Thursday, 27 October 2011

Welcome to the Dollhouse

Todd Solondz may use large doses of absurdity, but I cannot help but be deeply affected by this film. Maybe it’s mostly that the experience of school as a place of unthinkable cruelty resonates strongly with me. School can be a place of almost surreal degrees of distress, and no amount of passing time can truly help one forget this. The fact that childhood is normally set apart as a formative stage, a phase of non-sense because it is still forming the order, sense, rationality and alleged civility of adult life, allows it to be dismissed as unworthy of serious dwelling-on. And yet, imagine the horror conjured up if one were confronted with a world in which grown-ups are as openly cruel to each other as kids are on a regular basis, a world of name-calling, of constant picking-on and bullying, a place of untamable violence, where it is normal to break into physical altercations and display your discontents publicly.
Yet this film’s handling of the topic of childhood is not summed up by the above. Throughout the film we are reminded of the penal and corrective nature of our lives, particularly the role that schools play in this. Perhaps ‘corrective’ is the wrong term to use here, for it suggests a reform, whereas in fact these institutions are there not in order to reform a subject gone wrong, but to form the subject in the first place. This system attempts to rein in the child’s chaos and ill-discipline, and turn it into a good, model citizen. When Dawn is taken to the principal’s office along with her parents, she is reassured that no-one is there to get her; this is swiftly followed by a reminder that this is the sort of incident that could go down in her permanent record and affect her chances in college and in other ways for the rest of her life. Her brother, meanwhile, is preoccupied with his adult future as though everything he does in the present holds value only insofar as it affects his future as an adult, that point where he will actually get to live life, as it were, where life will finally carry intrinsic value in relation to its present state, unlike childhood, which is merely a means to an end and not an experience in its own right.
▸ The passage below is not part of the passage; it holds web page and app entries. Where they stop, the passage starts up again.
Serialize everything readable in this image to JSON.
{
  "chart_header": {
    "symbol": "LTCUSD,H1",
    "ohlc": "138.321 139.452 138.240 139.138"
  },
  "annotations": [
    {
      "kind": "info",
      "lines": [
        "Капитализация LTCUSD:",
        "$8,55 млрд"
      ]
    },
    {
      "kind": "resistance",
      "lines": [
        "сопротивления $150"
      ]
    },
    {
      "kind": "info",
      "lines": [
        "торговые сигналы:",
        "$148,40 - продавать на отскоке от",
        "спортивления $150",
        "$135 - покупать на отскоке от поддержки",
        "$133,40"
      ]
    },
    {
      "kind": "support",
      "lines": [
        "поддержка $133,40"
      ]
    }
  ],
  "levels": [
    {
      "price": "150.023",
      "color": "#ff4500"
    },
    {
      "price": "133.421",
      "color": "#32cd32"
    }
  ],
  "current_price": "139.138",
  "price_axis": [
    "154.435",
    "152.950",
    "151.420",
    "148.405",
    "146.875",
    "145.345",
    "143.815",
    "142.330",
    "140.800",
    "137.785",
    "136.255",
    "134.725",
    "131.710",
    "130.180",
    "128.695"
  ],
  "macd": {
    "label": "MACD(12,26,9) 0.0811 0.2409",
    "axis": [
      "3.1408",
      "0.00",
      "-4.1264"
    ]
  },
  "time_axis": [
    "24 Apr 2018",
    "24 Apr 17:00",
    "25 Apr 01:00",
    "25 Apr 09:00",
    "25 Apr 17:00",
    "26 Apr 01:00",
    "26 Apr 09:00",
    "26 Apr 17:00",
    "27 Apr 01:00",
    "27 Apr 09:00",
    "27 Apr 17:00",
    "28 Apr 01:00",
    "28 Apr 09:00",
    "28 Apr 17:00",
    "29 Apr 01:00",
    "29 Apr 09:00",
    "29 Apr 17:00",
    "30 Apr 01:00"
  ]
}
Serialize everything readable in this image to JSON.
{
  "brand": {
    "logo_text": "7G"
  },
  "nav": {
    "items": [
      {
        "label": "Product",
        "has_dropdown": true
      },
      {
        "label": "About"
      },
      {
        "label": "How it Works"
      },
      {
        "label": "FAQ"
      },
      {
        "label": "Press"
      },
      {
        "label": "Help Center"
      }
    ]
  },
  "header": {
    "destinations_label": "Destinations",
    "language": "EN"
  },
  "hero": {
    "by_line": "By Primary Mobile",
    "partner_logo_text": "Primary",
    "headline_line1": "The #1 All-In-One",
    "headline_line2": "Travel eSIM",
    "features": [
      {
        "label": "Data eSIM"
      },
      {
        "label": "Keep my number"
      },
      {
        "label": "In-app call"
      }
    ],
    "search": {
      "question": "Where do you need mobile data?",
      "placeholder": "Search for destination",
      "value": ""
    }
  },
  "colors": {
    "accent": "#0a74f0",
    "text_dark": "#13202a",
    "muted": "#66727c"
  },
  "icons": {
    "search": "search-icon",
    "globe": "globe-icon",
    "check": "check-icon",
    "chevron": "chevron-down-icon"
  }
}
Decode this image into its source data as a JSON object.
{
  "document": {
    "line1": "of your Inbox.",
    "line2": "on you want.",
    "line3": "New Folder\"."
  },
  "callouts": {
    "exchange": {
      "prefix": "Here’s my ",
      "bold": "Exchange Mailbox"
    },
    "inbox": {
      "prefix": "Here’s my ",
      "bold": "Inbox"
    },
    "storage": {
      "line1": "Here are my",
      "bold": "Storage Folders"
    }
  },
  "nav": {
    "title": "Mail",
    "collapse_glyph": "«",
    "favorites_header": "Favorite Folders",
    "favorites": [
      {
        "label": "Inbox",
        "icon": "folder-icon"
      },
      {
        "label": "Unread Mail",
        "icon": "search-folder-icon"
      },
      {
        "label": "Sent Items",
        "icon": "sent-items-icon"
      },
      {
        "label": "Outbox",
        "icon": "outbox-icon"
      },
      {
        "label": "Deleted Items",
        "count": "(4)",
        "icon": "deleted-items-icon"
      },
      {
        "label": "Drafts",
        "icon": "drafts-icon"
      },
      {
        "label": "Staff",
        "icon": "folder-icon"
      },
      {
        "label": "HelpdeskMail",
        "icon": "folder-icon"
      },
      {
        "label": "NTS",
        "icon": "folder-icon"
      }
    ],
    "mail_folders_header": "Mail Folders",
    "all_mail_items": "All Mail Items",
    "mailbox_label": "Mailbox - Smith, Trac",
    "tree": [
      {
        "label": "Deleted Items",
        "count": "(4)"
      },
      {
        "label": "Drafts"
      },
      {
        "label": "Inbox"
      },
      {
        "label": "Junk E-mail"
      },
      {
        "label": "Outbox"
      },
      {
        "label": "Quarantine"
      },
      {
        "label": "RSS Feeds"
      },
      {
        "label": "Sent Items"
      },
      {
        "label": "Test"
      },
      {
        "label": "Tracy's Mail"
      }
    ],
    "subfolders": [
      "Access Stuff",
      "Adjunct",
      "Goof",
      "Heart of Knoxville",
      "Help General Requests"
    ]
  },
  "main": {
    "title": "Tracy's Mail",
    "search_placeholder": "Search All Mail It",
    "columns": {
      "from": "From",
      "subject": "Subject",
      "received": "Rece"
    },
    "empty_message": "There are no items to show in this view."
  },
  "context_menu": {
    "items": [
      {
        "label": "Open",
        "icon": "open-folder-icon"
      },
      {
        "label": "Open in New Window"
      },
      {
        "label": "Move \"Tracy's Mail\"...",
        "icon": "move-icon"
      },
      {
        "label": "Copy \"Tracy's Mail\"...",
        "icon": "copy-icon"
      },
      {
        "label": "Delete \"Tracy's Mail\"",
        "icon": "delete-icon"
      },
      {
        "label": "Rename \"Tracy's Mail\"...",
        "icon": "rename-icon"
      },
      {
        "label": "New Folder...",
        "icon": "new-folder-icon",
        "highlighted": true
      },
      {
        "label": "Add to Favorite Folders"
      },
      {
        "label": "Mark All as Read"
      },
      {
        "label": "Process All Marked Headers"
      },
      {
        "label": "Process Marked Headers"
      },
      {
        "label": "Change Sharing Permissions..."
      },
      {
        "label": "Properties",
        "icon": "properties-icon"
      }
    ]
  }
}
How stifling for this poor girl, grappling for survival and gasping for air on a daily basis, to have to be confronted with the thought that this struggle must be affecting her future irreversibly and without her knowing how to do anything about it. Worse still, she is incapable of articulating what kind of future she would like to form for herself in its stead.

“I always felt as though God would come into my life at some point, but he never did”, said Tommy Lee Jones’s character in No Country for Old Men, and this reflects for me the way I have so often lived my life and still do: forever waiting for that point in the future when I will finally come into myself.

Thursday, 23 June 2011

Two very interesting articles on Tarkovsky's Mirror.

On Deleuze and Bergsonian time in Tarkovsky.

And an interesting analysis of Mirror